Serving Size: One plate; Calories: 75, Total Fat: 1.6g, Carbs: 12g, Protein: 2.9g

Chicken Bun Guy Bao (Dim Sum)
Serving Size: 1 bun; Calories: 90, Total Fat: 1g, Carbs: 16g, Protein: 3gg

Deep Fried Taro Dumpling (wu Kok) (Dim Sum)
Serving Size: 100 g; Calories: 360, Total Fat: 26g, Carbs: 26g, Protein: 6g

Steamed Rice Roll Filled With Beef (Dim Sum)
Serving Size: One plate; Calories: 83, Total Fat: 2.8g, Carbs: 12g, Protein:

Fried (Dim Sum)
Serving Size: 1 piece; Calories: 100, Total Fat: 4g, Carbs: ?g, Protein:

Beef Tripe (Dim Sum)
Serving Size: one bowl; Calories: 348, Total Fat: 9.5g, Carbs: 12g, Protein: 0g

Fried Shrimp Ball (Dim Sum)
Serving Size: 1 ball; Calories: 116, Total Fat: 1.8g, Carbs: 3g, Protein: 18.6g

Baked Bbq Pork Puff Pastry (Dim Sum)
Serving Size: 100 g; Calories: 440, Total Fat: 31g, Carbs: 31g, Protein: 8.9g

Fried Onion Pancake (Dim Sum)
Serving Size: 1 Pancake (92g); Calories: 232, Total Fat: 6.5g, Carbs: 37.5g, Protein: 5.1g

Steamed Pork Ribs With Black Bean Sauce (Dim Sum)
Serving Size: 100g; Calories: 220, Total Fat: 15g, Carbs: 6.3g, Protein: 14g

Deep Fried Meat Dumpling (ham Sui Kok) (Dim Sum)
Serving Size: 100 g; Calories: 330, Total Fat: 16g, Carbs: 42g, Protein: 4.9g

Steamed Egg Custard Bun/sweet Milky Bun (Dim Sum)
Serving Size: 100g; Calories: 250, Total Fat: 6.4g, Carbs: 44g, Protein: 4.3g

Salted Meat Sticky Rice (ham Yuk Chung) (Dim Sum)
Serving Size: 100 g; Calories: 180, Total Fat: 6.7g, Carbs: 25g, Protein: 5.7g

Pan Fried Beancurd Sheet Roll (fu Pi Kuen) (Dim Sum)
Serving Size: 100 g; Calories: 310, Total Fat: 26g, Carbs: 4.1g, Protein: 14g

Pork And Peanut Dumpling (fun Kor) (Dim Sum)
Serving Size: 1 dumpling; Calories: 41, Total Fat: 1.3g, Carbs: 4.5g, Protein: 2.5g

Pork Congee With Preserved Egg (Dim Sum)
Serving Size: 1 Cup; Calories: 208, Total Fat: 10g, Carbs: 16g, Protein: 13.6g

Steamed Bean Curd (tofu) Sheet Roll W/ Pork And Veg (Dim Sum)
Serving Size: 100g; Calories: 260, Total Fat: 22g, Carbs: 3g, Protein: 11g

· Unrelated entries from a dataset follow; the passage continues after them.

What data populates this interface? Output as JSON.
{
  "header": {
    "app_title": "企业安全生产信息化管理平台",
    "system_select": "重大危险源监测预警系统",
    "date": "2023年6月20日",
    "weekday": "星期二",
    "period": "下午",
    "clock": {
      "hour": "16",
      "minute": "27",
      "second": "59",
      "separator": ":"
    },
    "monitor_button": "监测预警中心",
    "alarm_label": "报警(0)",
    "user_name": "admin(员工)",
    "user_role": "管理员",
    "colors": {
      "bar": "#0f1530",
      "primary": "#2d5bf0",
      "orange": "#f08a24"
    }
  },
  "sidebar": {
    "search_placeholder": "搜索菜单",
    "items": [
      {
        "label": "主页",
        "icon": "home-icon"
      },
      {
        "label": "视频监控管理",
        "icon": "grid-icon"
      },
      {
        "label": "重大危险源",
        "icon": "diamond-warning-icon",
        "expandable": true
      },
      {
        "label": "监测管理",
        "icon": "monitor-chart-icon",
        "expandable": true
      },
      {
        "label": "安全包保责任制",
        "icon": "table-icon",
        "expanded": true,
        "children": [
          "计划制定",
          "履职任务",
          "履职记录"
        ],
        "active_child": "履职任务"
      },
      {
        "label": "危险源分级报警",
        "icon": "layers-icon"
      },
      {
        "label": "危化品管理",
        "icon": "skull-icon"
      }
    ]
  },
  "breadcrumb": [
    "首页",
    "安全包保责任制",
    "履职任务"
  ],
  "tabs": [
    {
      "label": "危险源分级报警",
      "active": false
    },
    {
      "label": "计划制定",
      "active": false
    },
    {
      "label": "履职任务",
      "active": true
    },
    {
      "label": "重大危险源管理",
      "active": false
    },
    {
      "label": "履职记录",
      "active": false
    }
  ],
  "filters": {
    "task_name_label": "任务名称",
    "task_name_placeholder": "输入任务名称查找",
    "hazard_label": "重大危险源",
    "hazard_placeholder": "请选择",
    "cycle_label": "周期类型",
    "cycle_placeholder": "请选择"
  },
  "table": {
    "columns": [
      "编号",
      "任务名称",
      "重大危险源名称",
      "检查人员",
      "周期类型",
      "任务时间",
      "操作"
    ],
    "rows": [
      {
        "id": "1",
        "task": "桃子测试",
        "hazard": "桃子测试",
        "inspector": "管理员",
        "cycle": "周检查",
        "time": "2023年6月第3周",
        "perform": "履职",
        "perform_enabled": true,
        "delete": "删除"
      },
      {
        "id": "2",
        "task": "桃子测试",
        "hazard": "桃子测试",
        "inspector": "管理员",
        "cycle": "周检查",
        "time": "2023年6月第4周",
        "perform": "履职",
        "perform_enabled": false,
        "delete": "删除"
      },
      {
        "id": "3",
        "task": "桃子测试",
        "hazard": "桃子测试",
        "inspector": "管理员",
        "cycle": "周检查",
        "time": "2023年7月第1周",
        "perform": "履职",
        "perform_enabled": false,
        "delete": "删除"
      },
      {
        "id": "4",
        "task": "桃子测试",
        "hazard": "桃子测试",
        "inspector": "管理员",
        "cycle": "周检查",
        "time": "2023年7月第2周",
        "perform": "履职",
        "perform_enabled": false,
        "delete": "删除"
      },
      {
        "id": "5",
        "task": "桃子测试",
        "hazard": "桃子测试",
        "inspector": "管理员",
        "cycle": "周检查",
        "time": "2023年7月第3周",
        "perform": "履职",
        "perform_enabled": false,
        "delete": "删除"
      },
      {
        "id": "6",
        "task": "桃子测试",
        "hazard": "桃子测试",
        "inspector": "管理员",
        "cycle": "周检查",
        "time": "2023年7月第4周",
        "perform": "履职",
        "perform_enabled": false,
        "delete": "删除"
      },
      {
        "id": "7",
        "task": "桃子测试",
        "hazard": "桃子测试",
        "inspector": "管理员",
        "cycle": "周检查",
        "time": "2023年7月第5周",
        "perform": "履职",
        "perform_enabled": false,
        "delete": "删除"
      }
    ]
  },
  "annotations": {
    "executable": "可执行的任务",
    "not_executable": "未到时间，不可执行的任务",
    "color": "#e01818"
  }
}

Steamed Minced Beef Ball (Dim Sum)
Serving Size: 100g; Calories: 180, Total Fat: 14g, Carbs: 6g, Protein: 8g

Peanut Butter Stuff (Dim Sum)
Serving Size: 1/2 plate; Calories: 250, Total Fat: 5g, Carbs: 35g, Protein: 4g

Steamed Rice Roll W/ Pork (Dim Sum)
Serving Size: 100g; Calories: 140, Total Fat: 6g, Carbs: 17g, Protein: 5g

Steamed Bbq Pork Buns (Dim Sum)
Serving Size: 1 bun; Calories: 150, Total Fat: 3g, Carbs: 27g, Protein: